Nol admits that these meetings can be intimidating for student members, “Seeing young scientists and teaching them how to network in this field is a major function of our meetings as it can be hard for people to feel comfortable talking with more established waterbird biologists. Young scientists need all the encouragement they can get.” The smallish meetings concentrate subject areas and offer more opportunities for students to approach professionals and to receive better feedback on their work. Senior members of the organization go out of their way to connect with students and young academics, to provide advice on how to navigate the daunting field of academia.
To use an age old (and perhaps cliché) aphorism, birds of a feather flock together. The comradery felt through scientists and the desire to support the next generation is what keeps The Waterbird Society propelling forward. Through the organization’s journal, research grants, and international annual meetings they advance their field and provide mentorship and experience for young scientists. To Nol it’s a vital effort, “supporting students is supporting the future of the Society.”
Erica Nol is a professor of Biology at Trent University in Peterborough, Ontario, Canada. She has been teaching undergraduate courses in Ecology, Ornithology and Biostatistics for over 30 years and has supervised over 50 graduate students in projects ranging from the conservation of grassland birds to the effects of climate change on arctic breeding shorebirds. She previously served as the President of the Society of Canadian Ornithologists, and now serves as the President of The Waterbird Society.

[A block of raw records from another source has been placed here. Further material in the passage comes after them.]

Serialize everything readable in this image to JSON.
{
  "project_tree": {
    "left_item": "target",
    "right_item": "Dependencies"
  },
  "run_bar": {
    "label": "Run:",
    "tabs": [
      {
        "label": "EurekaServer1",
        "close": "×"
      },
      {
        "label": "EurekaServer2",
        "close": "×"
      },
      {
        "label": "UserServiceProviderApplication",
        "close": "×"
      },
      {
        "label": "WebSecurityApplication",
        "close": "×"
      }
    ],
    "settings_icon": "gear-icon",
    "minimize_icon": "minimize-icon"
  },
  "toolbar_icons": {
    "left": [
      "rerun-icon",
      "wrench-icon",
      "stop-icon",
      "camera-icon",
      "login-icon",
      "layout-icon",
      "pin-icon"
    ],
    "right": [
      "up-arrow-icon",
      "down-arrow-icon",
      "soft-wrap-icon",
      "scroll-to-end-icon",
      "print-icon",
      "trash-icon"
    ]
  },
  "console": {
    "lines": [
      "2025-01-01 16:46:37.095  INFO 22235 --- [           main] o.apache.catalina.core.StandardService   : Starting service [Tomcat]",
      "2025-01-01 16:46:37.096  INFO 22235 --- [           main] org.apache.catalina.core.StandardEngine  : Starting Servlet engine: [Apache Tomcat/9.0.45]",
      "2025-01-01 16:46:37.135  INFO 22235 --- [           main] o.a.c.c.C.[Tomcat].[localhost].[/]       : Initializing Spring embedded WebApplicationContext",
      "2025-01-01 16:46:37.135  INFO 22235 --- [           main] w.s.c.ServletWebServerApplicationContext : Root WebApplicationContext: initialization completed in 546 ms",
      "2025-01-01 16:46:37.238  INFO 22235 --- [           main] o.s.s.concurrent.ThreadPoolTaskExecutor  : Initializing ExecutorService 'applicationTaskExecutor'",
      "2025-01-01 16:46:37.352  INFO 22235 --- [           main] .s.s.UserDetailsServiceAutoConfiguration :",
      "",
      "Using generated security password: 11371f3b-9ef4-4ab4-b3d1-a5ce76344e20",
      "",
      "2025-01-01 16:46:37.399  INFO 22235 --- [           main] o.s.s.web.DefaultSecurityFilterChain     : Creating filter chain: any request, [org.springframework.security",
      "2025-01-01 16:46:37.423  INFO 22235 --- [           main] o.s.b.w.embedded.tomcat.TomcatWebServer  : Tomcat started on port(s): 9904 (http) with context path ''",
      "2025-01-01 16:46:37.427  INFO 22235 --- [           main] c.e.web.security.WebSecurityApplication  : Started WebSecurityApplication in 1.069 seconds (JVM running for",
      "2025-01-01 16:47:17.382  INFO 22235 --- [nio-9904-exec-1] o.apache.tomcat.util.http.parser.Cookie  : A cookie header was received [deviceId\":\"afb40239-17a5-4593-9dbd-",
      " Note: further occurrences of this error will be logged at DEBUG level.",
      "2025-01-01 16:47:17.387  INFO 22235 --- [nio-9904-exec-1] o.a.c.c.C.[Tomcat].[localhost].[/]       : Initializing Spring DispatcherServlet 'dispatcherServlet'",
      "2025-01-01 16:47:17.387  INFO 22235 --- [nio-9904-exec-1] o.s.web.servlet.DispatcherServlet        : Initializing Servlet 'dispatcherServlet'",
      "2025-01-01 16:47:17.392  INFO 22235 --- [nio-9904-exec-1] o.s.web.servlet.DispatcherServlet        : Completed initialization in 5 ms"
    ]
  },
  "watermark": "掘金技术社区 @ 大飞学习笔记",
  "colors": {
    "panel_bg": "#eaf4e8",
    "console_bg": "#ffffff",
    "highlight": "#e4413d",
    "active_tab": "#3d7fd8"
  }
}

Jack Ahern is a Masters of Public Administration student focusing on nonprofit management at NC State University.